European Civil Protection and Humanitarian Aid Operations

Service tools

Needs assessment

Needs assessment
© European Union / ECHO / Mathias Eick
What is it?

In accordance with the humanitarian principles, the European Union seeks to address the needs of the most vulnerable people facing humanitarian crises and disasters. Assessing needs refers to obtaining and analysing information about the needs of people suffering from crises. Assessment provides evidence to decide if external intervention is required and contributes to the design and implementation of an adequate humanitarian response.

Why is this important?

Humanitarian needs have increased massively over the past few years, and humanitarian funds have struggled to keep up. This has resulted in a growing gap between needs and response. States, humanitarian organisations and other stakeholders have made an effort to bridge this gap by committing to work more efficiently and effectively together through initiatives such as the Grand Bargain.

Many countries are prone to recurrent crises because of weather patterns or unstable internal situations. Gathering information and monitoring risks help decision-making and consequently ensures that humanitarian assistance is delivered in a timely and targeted manner. Assessment and monitoring contribute enable humanitarian organisations to be better prepared and able to proactively intervene when enhanced risks of crises are identified.

Finally, some crises receive limited attention from media and the international donor community. Nevertheless, people affected by such “forgotten crises” are often among the most vulnerable and cannot be neglected.

INFORM AND CRISIS INDEX & FORGOTTEN CRISIS 2019 Print
How are we helping?

The European Union delivers its humanitarian aid on the basis of the principles of humanity, impartiality, neutrality and independence as set out in the Lisbon Treaty and confirmed in the European Consensus on Humanitarian Aid. However, resources are scarce in the face of current and future crises and allocation choices need to be based on evidence.

The European Commission's Civil Protection and Humanitarian Aid Operations (ECHO) has developed a two-phase framework to assess and analyse needs across countries and crises. This framework provides the evidence to prioritise needs, allocate funding, and develop the humanitarian implementations plans (HIPs).

The first phase is a global evaluation with two dimensions:

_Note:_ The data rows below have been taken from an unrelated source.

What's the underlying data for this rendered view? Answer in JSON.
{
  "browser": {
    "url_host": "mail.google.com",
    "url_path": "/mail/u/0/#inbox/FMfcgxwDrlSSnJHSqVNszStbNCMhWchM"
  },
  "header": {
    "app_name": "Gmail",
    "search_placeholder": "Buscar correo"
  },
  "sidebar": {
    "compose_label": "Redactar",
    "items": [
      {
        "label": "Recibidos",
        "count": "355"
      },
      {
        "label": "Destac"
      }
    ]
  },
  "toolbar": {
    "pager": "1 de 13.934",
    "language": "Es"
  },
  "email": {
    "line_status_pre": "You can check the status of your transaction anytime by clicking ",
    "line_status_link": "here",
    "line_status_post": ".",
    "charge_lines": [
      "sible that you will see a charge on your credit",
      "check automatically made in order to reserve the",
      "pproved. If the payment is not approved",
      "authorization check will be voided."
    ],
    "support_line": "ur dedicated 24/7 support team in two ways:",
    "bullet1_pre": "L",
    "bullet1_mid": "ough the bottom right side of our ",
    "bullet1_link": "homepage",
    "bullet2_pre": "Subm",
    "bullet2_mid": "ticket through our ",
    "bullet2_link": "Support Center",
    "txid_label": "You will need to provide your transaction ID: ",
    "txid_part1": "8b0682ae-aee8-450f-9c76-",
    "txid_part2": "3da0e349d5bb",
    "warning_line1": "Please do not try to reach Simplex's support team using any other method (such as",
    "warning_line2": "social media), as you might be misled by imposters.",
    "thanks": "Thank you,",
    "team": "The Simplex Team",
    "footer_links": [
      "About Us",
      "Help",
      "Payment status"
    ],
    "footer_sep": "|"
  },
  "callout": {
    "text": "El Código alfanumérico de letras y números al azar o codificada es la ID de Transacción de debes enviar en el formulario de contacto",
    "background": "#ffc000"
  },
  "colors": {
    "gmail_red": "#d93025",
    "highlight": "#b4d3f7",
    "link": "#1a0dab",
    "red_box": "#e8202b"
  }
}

  • The Index for Risk Management (INFORM) is a tool based on national indicators and data which allows for a comparative analysis of countries to identify their level of risk of humanitarian crises and disasters. It includes three dimensions of risk: exposure to natural and man-made hazards, population vulnerability, and national coping capacity. The INFORM data is also used to calculate a Crisis Index that identifies countries suffering from a natural disaster, conflict, hosting a large number of displaced people, or a combination of the three.
  • The Forgotten Crisis Assessment (FCA) identifies serious humanitarian crisis situations where the affected populations do not receive enough international aid, or no aid at all. These crises are characterised by low media coverage, a lack of donor interest (as measured through aid per capita) and a weak political commitment to solve the crisis, resulting in an insufficient presence of humanitarian organisations.

The second phase of the framework focuses on context and response analysis.

  • The Integrated Analysis Framework (IAF) is an in-depth assessment carried out by European Commission humanitarian experts. It consists of a qualitative assessment of humanitarian needs per single crisis, also taking into account affected populations and foreseeable trends.

The European Commission is also committed to improve the capacity, quality, and coordination of needs-assessment approaches across the humanitarian sector. It is a co-convener of the Grand Bargain Needs Assessment Work Stream, together with the United Nations Office for the Coordination of Humanitarian Affairs (OCHA). Additionally, the European Commission:

  • supports the work of the Inter-Agency Standing Committee (IASC) related to assessment and analysis tools and guidance (such as the rollout of the Humanitarian Programme Cycle);
  • funds global needs-assessment initiatives with partner organisations through the Enhanced Response Capacity (ERC) budget;
  • promotes efforts aimed at improving coordinated needs-assessment methodologies and processes in humanitarian assistance, including through donor platforms, such as the Good Humanitarian Donorship (GHD) initiative;
  • supports the global INFORM initiative, as well as national and regional assessments of the risk of humanitarian crises and disasters that are based on the INFORM methodology and process.
Last updated
15/02/2019